--- DATA EXTRACTS ---

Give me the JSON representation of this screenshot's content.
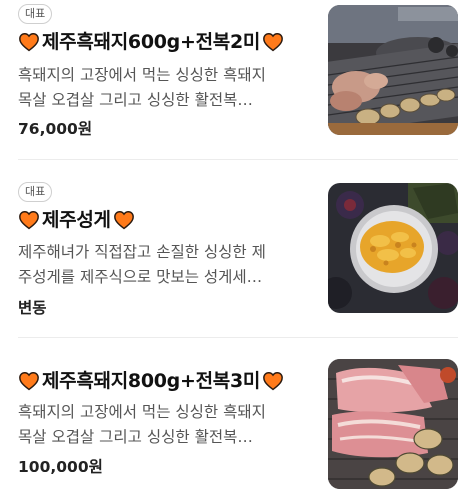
{
  "colors": {
    "heart": "#ff7a1a",
    "heart_outline": "#2a1a10",
    "text_primary": "#111111",
    "text_secondary": "#555555",
    "badge_border": "#cfcfcf",
    "divider": "#ececec"
  },
  "menu": {
    "items": [
      {
        "badge": "대표",
        "title": "제주흑돼지600g+전복2미",
        "description_line1": "흑돼지의 고장에서 먹는 싱싱한 흑돼지",
        "description_line2": "목살 오겹살 그리고 싱싱한 활전복…",
        "price": "76,000원",
        "icon": "heart-icon",
        "image": "grilled-pork-abalone-photo"
      },
      {
        "badge": "대표",
        "title": "제주성게",
        "description_line1": "제주해녀가 직접잡고 손질한 싱싱한 제",
        "description_line2": "주성게를 제주식으로 맛보는 성게세…",
        "price": "변동",
        "icon": "heart-icon",
        "image": "sea-urchin-plate-photo"
      },
      {
        "badge": "",
        "title": "제주흑돼지800g+전복3미",
        "description_line1": "흑돼지의 고장에서 먹는 싱싱한 흑돼지",
        "description_line2": "목살 오겹살 그리고 싱싱한 활전복…",
        "price": "100,000원",
        "icon": "heart-icon",
        "image": "raw-pork-abalone-photo"
      }
    ]
  }
}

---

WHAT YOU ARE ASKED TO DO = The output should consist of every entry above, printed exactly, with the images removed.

WRITTEN REPLY =
Give me the JSON representation of this screenshot's content.
{
  "colors": {
    "heart": "#ff7a1a",
    "heart_outline": "#2a1a10",
    "text_primary": "#111111",
    "text_secondary": "#555555",
    "badge_border": "#cfcfcf",
    "divider": "#ececec"
  },
  "menu": {
    "items": [
      {
        "badge": "대표",
        "title": "제주흑돼지600g+전복2미",
        "description_line1": "흑돼지의 고장에서 먹는 싱싱한 흑돼지",
        "description_line2": "목살 오겹살 그리고 싱싱한 활전복…",
        "price": "76,000원",
        "icon": "heart-icon",
        "image": "grilled-pork-abalone-photo"
      },
      {
        "badge": "대표",
        "title": "제주성게",
        "description_line1": "제주해녀가 직접잡고 손질한 싱싱한 제",
        "description_line2": "주성게를 제주식으로 맛보는 성게세…",
        "price": "변동",
        "icon": "heart-icon",
        "image": "sea-urchin-plate-photo"
      },
      {
        "badge": "",
        "title": "제주흑돼지800g+전복3미",
        "description_line1": "흑돼지의 고장에서 먹는 싱싱한 흑돼지",
        "description_line2": "목살 오겹살 그리고 싱싱한 활전복…",
        "price": "100,000원",
        "icon": "heart-icon",
        "image": "raw-pork-abalone-photo"
      }
    ]
  }
}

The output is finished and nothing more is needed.